In 1912, the entrance examination had become a settled procedure and was designed to test intelligence rather than the extent of information a candidate may possess. Retention of this system for nearly 50 years ensured that Perth Modern School had access to an ongoing stream of highly able and talented students and provided them with opportunities to be taught by highly skilled teachers, alongside many of the brightest students in the state.

Turning Points:

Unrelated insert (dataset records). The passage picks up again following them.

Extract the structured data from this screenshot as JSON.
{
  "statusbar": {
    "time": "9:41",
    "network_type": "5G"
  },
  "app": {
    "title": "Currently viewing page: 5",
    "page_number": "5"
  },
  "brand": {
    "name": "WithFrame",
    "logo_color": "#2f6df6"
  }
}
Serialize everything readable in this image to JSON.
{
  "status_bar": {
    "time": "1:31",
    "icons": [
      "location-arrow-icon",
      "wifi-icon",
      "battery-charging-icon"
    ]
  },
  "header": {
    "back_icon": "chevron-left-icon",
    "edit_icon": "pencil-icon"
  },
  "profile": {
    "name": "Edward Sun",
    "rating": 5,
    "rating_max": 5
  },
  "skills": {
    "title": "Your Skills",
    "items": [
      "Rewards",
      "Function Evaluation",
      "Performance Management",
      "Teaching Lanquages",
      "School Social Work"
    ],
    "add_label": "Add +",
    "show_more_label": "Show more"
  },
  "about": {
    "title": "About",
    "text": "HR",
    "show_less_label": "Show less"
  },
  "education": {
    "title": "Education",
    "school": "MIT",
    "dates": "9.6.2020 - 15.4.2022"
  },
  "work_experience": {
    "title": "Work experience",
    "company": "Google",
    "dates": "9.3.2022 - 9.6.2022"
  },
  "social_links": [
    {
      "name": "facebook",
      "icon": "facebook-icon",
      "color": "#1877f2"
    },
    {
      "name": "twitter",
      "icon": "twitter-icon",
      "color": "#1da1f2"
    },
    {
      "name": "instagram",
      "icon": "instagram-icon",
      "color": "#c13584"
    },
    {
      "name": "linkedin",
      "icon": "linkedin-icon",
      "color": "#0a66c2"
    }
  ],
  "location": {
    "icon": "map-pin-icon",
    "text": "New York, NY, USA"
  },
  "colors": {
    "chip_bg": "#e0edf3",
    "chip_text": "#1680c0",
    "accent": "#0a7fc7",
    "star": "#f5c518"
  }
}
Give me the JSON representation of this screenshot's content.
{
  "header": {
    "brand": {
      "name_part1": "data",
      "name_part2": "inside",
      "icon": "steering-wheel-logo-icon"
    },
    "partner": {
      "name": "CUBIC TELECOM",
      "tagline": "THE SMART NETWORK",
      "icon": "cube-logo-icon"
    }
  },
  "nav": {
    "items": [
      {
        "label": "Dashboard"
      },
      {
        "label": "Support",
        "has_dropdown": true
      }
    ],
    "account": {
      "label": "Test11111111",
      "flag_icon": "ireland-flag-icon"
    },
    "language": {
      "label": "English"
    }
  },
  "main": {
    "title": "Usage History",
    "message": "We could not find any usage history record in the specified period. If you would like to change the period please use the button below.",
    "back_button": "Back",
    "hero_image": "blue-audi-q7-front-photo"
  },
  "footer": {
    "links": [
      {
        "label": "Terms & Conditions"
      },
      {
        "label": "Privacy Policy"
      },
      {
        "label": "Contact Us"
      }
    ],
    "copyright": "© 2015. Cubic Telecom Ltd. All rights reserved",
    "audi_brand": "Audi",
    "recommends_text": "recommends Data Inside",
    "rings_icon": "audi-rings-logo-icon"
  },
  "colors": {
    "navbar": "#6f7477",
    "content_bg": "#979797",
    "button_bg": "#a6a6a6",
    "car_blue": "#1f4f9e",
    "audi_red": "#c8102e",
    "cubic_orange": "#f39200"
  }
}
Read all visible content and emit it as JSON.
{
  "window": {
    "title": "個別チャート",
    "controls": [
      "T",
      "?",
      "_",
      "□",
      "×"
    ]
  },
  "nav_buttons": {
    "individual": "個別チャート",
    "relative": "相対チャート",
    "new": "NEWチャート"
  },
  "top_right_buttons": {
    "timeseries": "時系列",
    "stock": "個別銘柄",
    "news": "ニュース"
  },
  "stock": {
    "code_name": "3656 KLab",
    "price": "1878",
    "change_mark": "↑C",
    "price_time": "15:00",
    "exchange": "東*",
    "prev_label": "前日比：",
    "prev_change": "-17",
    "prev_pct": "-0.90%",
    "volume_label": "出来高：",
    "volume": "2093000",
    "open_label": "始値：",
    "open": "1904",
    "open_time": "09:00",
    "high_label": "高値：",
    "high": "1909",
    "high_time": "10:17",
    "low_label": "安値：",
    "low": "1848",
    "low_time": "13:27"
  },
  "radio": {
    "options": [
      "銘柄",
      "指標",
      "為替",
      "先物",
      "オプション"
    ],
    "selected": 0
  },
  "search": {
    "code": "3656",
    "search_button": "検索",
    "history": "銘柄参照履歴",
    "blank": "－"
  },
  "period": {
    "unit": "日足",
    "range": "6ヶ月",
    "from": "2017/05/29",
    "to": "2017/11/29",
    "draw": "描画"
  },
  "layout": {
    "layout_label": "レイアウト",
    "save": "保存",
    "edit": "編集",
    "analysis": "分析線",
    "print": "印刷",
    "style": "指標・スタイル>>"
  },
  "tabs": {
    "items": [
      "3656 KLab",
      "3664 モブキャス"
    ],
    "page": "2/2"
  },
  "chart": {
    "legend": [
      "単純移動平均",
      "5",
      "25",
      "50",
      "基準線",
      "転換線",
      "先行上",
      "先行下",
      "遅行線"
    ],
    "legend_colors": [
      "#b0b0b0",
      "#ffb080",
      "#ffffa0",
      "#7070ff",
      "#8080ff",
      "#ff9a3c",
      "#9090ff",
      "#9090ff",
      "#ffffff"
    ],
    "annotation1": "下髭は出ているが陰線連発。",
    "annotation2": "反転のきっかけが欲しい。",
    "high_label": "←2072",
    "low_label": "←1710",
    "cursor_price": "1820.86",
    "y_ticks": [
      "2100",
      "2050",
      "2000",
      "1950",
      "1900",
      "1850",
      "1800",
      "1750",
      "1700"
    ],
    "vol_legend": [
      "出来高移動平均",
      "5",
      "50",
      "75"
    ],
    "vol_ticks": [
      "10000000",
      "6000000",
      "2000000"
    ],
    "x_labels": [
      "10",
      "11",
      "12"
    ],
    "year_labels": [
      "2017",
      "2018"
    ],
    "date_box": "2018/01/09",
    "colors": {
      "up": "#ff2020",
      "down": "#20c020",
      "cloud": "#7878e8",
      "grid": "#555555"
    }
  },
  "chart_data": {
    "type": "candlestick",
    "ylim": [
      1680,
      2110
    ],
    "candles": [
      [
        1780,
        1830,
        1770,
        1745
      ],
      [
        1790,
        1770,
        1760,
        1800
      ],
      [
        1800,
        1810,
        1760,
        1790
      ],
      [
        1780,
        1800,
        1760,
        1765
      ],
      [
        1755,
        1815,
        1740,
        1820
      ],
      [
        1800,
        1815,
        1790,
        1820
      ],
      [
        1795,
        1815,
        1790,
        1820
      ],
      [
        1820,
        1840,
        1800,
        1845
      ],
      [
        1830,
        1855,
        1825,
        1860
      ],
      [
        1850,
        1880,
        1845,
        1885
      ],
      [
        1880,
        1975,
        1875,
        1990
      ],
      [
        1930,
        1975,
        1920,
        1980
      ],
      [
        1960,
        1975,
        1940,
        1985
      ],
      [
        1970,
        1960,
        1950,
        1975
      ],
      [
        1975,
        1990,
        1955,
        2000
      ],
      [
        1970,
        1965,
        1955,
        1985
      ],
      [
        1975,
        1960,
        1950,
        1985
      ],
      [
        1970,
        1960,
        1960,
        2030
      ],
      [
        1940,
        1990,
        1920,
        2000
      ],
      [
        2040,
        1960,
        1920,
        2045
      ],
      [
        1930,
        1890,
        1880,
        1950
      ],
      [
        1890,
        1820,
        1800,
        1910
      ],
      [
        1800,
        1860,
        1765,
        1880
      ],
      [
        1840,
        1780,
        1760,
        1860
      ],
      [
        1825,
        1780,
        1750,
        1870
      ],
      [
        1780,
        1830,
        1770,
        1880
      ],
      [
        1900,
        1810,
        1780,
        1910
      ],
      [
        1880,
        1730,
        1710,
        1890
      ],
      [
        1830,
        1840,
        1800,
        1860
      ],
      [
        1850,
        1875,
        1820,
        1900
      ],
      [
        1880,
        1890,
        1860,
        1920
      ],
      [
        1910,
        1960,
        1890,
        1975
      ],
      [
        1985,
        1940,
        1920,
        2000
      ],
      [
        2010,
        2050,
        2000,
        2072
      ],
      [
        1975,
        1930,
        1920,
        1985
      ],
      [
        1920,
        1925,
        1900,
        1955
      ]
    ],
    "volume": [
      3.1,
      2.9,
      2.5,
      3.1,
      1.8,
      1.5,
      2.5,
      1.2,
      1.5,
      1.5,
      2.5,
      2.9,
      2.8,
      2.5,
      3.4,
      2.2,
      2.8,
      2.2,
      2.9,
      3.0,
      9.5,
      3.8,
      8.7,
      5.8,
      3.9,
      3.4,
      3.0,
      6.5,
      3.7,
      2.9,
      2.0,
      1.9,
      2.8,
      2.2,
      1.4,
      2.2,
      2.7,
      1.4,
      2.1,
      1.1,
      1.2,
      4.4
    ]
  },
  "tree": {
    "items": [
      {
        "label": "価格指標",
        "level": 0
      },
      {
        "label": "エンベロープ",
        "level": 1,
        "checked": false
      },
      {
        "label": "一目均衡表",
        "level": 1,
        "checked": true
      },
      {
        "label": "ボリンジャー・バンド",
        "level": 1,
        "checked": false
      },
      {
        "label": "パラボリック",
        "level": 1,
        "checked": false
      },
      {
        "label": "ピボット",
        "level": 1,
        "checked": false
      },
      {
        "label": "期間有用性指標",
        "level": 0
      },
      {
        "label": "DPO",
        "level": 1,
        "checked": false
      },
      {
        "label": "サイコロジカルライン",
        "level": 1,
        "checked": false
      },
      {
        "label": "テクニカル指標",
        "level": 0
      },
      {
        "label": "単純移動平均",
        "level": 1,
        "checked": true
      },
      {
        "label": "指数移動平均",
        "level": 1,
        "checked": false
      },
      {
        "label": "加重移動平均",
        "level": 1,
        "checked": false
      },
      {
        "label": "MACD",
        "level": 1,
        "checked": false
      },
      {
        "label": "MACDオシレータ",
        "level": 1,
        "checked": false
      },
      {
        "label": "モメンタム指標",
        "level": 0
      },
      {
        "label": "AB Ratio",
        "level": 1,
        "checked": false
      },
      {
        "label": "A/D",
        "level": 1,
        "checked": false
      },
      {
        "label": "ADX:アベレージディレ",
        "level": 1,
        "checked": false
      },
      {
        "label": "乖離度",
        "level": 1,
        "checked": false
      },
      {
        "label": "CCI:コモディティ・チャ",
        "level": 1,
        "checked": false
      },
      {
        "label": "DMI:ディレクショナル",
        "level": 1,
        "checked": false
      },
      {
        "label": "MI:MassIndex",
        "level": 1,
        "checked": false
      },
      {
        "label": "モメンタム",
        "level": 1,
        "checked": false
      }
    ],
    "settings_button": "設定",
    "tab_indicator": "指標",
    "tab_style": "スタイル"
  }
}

During World War 1, 186 Modernians enlisted, 29 of whom lost their lives. In 1922 a memorial was established and located at the front door of the school. During World War 2, 1,552 Modernians enlisted and 119 lost their lives. Further modifications were made to other buildings on site to reflect curriculum and enrolments of the day. Change came in 1958. Perth Modern School lost its special status and became a comprehensive five year senior high school with 1300 students and 70 teachers. At this time, further buildings were added to the school site. By 1966, the scholarship entry requirements had been removed and some major developments had taken place. In 1968, music became a focus of the school and the first of the music scholarships were awarded to 36 first year and 19 fourth year students. By 1970, the school orchestra had been formed, and in that year the Joseph Parsons Memorial Library opened. In 1973, the Graduate College of Dance was founded to provide a rounded dance and academic education to Year 12 for talented dance students without the need to go interstate. It moved to Perth Modern School in 1999. In 1990, the former Thomas Street Primary School became the home of WA’s main secondary centre for English as a second language – administered by Perth Modern School.

Academic Excellence Again:

In 2005, the Premier of WA, the Honourable Geoff Gallop, announced the proposal for the school to, once again, become one of academic excellence. Funding was allocated to turn Perth Modern School into a selective school for academic excellence to serve WA’s most brilliant high school students. The major refurbishment and construction commenced in 2007 and academically selected students enrolled in Years 8, 10 and 11. By 2008, the majority of Perth Modern School students had been selected academically. In 2009, the refurbishment continued and the state-of-the-art library, technology centre, conference centre and performing arts centre have been opened. In 2015, the Tyler McCusker Sports Centre opened and in September, 2021 the Cyril Tyler Auditorium was opened.